  • Mount Pleasant: a short term approach that responds rationally to the current situation at the expense of the right long term answer. The current Royal Mail proposals for the Mount Pleasant site exemplify the problem facing London. We do not believe that the current plans maximise connectivity, sustainability, or long term value for the Royal Mail Group or the taxpayer. The proposals are also very unpopular with the local community. Only nine percent of comments received in the public consultation supported the scheme. Delivering only 12 percent affordable housing has also been politically very controversial leading to rejection by both local councils. The proposals are, however, a rational response to the current situation of high land values and a planning system that incentivises large buildings and public open space over private open space. They are also a rational approach over a very short investment horizon as opposed to a forty year approach to valuemaximisation.
  • Mount Pleasant Circus and Fleet Valley Gardens. Working with and for the local community, we have developed an indicative alternative scheme which we are confident would be worth much more to Royal Mail in the long term as well as representing a better deal for the taxpayer.

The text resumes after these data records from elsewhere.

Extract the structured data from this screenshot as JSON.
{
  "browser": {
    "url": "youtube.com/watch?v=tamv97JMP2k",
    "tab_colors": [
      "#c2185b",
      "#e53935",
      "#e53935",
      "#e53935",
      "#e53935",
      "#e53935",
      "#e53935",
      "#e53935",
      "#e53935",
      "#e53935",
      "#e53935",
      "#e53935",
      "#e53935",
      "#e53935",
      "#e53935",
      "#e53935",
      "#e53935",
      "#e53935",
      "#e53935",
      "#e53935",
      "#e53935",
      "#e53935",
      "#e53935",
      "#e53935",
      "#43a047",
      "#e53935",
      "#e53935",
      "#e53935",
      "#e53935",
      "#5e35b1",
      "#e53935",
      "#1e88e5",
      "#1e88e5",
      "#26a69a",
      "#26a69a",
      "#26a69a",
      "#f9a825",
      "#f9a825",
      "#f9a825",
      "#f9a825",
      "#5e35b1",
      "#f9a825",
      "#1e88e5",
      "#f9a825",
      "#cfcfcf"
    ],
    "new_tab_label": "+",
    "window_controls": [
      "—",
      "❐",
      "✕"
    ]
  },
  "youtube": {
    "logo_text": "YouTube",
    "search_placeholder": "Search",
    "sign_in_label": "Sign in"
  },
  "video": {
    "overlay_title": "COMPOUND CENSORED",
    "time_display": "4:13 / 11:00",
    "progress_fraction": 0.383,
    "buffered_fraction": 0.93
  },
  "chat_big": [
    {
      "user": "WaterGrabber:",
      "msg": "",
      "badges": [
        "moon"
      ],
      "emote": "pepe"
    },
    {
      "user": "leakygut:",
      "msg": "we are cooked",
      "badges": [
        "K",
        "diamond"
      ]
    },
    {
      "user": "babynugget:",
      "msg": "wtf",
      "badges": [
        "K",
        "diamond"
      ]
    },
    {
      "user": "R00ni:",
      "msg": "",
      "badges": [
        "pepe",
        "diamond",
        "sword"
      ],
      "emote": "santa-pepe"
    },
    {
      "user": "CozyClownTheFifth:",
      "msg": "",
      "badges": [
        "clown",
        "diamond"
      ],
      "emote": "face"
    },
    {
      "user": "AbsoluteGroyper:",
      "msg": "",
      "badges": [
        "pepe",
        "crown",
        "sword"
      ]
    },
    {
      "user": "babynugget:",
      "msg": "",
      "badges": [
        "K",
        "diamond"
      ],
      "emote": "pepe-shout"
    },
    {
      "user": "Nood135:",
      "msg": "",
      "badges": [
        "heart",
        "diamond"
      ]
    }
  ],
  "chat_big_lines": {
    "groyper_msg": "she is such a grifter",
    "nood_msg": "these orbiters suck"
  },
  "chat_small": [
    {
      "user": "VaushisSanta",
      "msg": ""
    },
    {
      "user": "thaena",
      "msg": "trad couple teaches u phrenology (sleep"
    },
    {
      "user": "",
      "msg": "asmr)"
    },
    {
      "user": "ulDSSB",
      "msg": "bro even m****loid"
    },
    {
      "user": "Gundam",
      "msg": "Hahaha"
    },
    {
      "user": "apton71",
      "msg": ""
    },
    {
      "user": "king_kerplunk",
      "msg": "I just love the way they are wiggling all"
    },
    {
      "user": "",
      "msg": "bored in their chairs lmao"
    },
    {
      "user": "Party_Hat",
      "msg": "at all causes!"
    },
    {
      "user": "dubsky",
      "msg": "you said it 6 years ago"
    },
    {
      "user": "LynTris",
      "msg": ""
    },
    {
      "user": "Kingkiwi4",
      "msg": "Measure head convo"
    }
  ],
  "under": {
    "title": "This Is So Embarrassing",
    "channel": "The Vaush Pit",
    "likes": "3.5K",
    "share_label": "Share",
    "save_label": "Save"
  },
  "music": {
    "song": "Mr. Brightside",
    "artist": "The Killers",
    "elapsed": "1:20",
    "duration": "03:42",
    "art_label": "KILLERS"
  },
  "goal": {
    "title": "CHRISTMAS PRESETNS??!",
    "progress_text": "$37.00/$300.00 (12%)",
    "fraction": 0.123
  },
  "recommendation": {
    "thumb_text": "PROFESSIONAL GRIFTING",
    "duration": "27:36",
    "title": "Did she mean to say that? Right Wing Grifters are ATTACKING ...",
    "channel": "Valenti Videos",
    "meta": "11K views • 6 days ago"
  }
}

About the Architecture of Prosperity Series

The Architecture of Prosperity, which forms part of the Legatum Institute's 'The Culture of Prosperity' programme, evaluates the impact of the built environment on human wellbeing and the capacity for creativity. The series of lectures, seminars and conferences address the central question of why some forms of architecture promote prosperity while others are linked to vicious effects.